**WHAT NEEDS TO BE DONE:**
From the records below, give the number of lines that contain the string "forest", without any other text.

[Dataset rows describing interfaces]
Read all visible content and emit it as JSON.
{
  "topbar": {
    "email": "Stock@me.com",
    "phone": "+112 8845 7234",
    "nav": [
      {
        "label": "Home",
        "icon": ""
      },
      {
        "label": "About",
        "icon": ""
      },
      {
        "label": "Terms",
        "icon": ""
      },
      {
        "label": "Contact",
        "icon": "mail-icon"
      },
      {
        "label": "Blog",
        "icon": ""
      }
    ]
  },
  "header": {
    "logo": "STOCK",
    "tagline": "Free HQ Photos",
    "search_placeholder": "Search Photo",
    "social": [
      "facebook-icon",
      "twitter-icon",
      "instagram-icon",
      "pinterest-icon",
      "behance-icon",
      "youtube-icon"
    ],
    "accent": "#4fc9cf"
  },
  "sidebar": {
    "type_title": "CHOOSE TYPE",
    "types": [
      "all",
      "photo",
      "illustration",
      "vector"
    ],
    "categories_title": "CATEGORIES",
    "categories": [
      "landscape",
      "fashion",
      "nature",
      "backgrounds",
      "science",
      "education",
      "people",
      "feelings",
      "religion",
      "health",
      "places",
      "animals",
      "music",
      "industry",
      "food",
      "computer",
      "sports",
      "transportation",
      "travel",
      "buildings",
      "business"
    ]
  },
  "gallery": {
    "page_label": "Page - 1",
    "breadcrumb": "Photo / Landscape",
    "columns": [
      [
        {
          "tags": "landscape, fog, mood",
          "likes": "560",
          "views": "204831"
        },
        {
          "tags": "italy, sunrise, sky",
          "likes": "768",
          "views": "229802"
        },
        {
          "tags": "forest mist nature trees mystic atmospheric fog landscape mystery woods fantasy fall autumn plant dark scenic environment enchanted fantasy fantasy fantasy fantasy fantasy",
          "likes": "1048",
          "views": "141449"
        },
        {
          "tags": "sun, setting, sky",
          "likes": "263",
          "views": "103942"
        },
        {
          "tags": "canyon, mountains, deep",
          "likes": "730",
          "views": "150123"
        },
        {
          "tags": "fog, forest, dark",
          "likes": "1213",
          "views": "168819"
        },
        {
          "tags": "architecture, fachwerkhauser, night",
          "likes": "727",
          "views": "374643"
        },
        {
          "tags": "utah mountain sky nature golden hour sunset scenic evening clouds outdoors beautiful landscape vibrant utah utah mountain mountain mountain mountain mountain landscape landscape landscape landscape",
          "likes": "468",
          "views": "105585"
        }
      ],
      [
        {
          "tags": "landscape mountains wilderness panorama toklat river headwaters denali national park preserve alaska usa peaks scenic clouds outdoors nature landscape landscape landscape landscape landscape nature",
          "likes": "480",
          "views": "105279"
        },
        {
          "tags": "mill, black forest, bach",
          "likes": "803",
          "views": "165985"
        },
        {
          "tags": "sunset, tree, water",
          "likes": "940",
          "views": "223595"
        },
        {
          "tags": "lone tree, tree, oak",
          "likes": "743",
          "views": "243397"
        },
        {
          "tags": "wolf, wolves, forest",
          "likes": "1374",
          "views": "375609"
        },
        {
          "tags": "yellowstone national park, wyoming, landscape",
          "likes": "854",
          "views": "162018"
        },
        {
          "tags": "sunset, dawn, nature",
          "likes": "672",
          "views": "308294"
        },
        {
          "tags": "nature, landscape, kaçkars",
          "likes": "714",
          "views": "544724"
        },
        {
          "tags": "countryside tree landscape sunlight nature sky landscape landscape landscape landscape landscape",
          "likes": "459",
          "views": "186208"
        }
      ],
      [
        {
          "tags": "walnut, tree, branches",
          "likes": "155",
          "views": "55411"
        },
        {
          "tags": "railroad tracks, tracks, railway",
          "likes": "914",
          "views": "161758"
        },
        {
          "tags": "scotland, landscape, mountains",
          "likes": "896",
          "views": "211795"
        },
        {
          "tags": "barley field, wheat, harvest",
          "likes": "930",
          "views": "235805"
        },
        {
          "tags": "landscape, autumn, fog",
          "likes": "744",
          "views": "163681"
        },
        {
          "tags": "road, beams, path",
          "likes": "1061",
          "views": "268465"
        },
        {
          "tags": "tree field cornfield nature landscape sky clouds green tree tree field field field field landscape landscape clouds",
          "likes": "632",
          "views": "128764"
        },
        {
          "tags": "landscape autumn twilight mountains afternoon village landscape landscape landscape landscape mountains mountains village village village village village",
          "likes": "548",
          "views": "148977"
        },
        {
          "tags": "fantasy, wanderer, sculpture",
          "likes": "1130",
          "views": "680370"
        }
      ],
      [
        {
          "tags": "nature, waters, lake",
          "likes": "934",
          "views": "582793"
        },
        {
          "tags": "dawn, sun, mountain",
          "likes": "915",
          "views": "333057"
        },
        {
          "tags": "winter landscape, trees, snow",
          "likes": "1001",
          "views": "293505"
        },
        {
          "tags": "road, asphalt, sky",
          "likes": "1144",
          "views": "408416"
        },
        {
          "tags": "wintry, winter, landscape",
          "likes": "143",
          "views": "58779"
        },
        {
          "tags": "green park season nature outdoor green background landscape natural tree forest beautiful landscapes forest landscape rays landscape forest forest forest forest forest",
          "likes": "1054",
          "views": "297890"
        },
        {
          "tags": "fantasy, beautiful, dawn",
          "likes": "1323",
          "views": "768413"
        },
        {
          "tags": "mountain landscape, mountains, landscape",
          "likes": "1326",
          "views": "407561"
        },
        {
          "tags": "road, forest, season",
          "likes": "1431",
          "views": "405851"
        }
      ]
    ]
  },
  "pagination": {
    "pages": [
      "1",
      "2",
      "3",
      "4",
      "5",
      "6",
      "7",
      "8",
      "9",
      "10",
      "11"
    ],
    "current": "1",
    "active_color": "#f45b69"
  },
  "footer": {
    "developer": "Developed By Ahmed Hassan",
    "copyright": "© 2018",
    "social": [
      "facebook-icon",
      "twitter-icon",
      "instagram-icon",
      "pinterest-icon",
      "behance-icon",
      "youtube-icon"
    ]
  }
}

**ANSWER TO THIS TASK:**
6